───── Data section ─────

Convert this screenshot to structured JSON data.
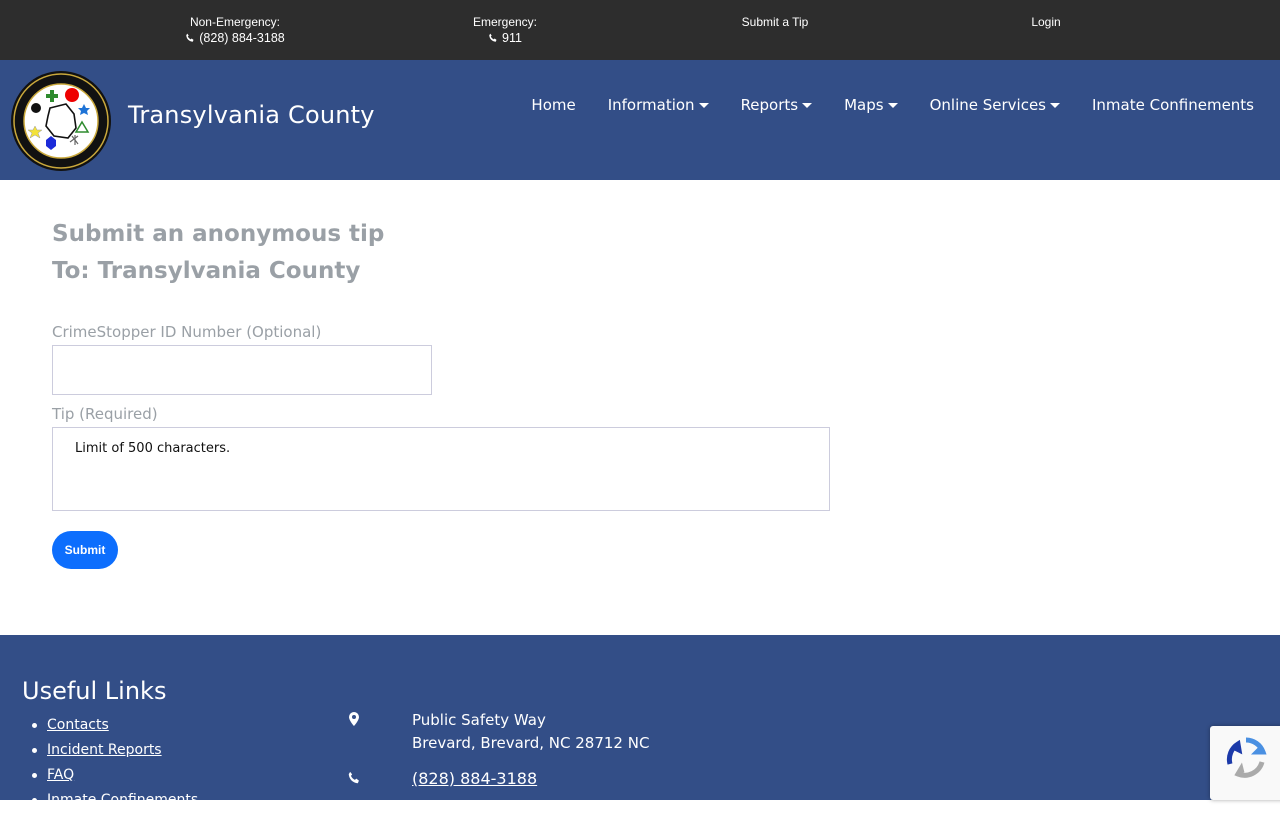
{
  "topbar": {
    "non_emergency_label": "Non-Emergency:",
    "non_emergency_phone": "(828) 884-3188",
    "emergency_label": "Emergency:",
    "emergency_phone": "911",
    "submit_tip": "Submit a Tip",
    "login": "Login"
  },
  "header": {
    "site_title": "Transylvania County",
    "nav": [
      {
        "label": "Home"
      },
      {
        "label": "Information"
      },
      {
        "label": "Reports"
      },
      {
        "label": "Maps"
      },
      {
        "label": "Online Services"
      },
      {
        "label": "Inmate Confinements"
      }
    ]
  },
  "form": {
    "heading_line1": "Submit an anonymous tip",
    "heading_line2": "To: Transylvania County",
    "id_label": "CrimeStopper ID Number (Optional)",
    "id_value": "",
    "tip_label": "Tip (Required)",
    "tip_placeholder": "Limit of 500 characters.",
    "submit_label": "Submit"
  },
  "footer": {
    "useful_links_title": "Useful Links",
    "links": [
      "Contacts",
      "Incident Reports",
      "FAQ",
      "Inmate Confinements"
    ],
    "address_line1": "Public Safety Way",
    "address_line2": "Brevard, Brevard, NC 28712 NC",
    "phone": "(828) 884-3188"
  },
  "colors": {
    "topbar_bg": "#2d2d2d",
    "brand_blue": "#334e87",
    "button_blue": "#0d6efd",
    "heading_gray": "#9aa0a6"
  },
  "icons": [
    "phone-icon",
    "chevron-down-icon",
    "location-pin-icon",
    "recaptcha-icon",
    "county-seal-logo"
  ]
}
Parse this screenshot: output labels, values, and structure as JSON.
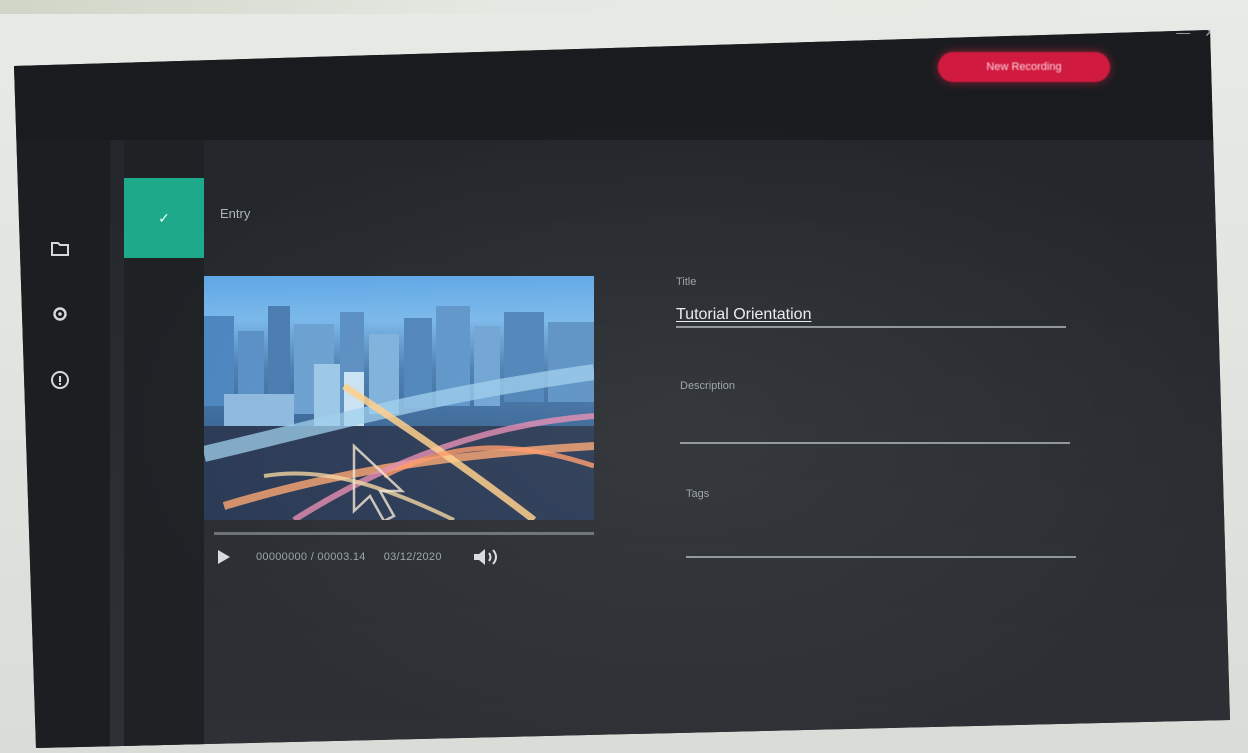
{
  "window": {
    "minimize_glyph": "—",
    "close_glyph": "✕"
  },
  "header": {
    "record_button_label": "New Recording"
  },
  "sidebar": {
    "items": [
      {
        "icon": "folder-icon"
      },
      {
        "icon": "gear-icon"
      },
      {
        "icon": "info-icon"
      }
    ]
  },
  "entry": {
    "badge_glyph": "✓",
    "title": "Entry"
  },
  "player": {
    "timecode": "00000000 / 00003.14",
    "date": "03/12/2020",
    "progress": 0.0
  },
  "form": {
    "title_label": "Title",
    "title_value": "Tutorial Orientation",
    "description_label": "Description",
    "description_value": "",
    "tags_label": "Tags",
    "tags_value": ""
  },
  "colors": {
    "accent_red": "#d11a3f",
    "accent_teal": "#1ea98a",
    "background": "#1f2326"
  }
}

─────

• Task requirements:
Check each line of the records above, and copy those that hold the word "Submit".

• Solution:
    "submit_tip": "Submit a Tip",
    "heading_line1": "Submit an anonymous tip",
    "submit_label": "Submit"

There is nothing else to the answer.